:: Records for this task ::
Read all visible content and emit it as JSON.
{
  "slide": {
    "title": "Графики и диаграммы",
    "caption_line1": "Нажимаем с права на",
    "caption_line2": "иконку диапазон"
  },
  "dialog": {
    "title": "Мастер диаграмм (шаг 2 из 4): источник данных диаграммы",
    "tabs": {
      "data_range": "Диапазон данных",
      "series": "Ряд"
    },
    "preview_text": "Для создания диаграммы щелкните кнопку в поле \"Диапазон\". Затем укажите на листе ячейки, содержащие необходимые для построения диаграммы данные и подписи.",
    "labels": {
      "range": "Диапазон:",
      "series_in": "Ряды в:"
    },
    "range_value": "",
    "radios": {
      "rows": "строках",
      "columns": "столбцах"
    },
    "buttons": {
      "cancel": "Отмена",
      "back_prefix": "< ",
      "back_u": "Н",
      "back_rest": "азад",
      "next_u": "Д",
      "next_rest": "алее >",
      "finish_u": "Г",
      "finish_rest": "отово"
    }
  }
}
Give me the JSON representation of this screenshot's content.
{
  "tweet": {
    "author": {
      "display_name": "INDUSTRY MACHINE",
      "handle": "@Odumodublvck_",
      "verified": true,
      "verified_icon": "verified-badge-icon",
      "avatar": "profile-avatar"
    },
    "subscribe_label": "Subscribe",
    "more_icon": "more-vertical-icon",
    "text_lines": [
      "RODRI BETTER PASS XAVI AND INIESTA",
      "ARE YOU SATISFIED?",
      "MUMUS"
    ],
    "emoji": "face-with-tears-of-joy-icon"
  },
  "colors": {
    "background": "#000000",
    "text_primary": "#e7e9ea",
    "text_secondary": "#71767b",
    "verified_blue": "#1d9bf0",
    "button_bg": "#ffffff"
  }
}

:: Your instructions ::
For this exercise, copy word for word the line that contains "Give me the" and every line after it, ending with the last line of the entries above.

:: Output of the exercise ::
Give me the JSON representation of this screenshot's content.
{
  "tweet": {
    "author": {
      "display_name": "INDUSTRY MACHINE",
      "handle": "@Odumodublvck_",
      "verified": true,
      "verified_icon": "verified-badge-icon",
      "avatar": "profile-avatar"
    },
    "subscribe_label": "Subscribe",
    "more_icon": "more-vertical-icon",
    "text_lines": [
      "RODRI BETTER PASS XAVI AND INIESTA",
      "ARE YOU SATISFIED?",
      "MUMUS"
    ],
    "emoji": "face-with-tears-of-joy-icon"
  },
  "colors": {
    "background": "#000000",
    "text_primary": "#e7e9ea",
    "text_secondary": "#71767b",
    "verified_blue": "#1d9bf0",
    "button_bg": "#ffffff"
  }
}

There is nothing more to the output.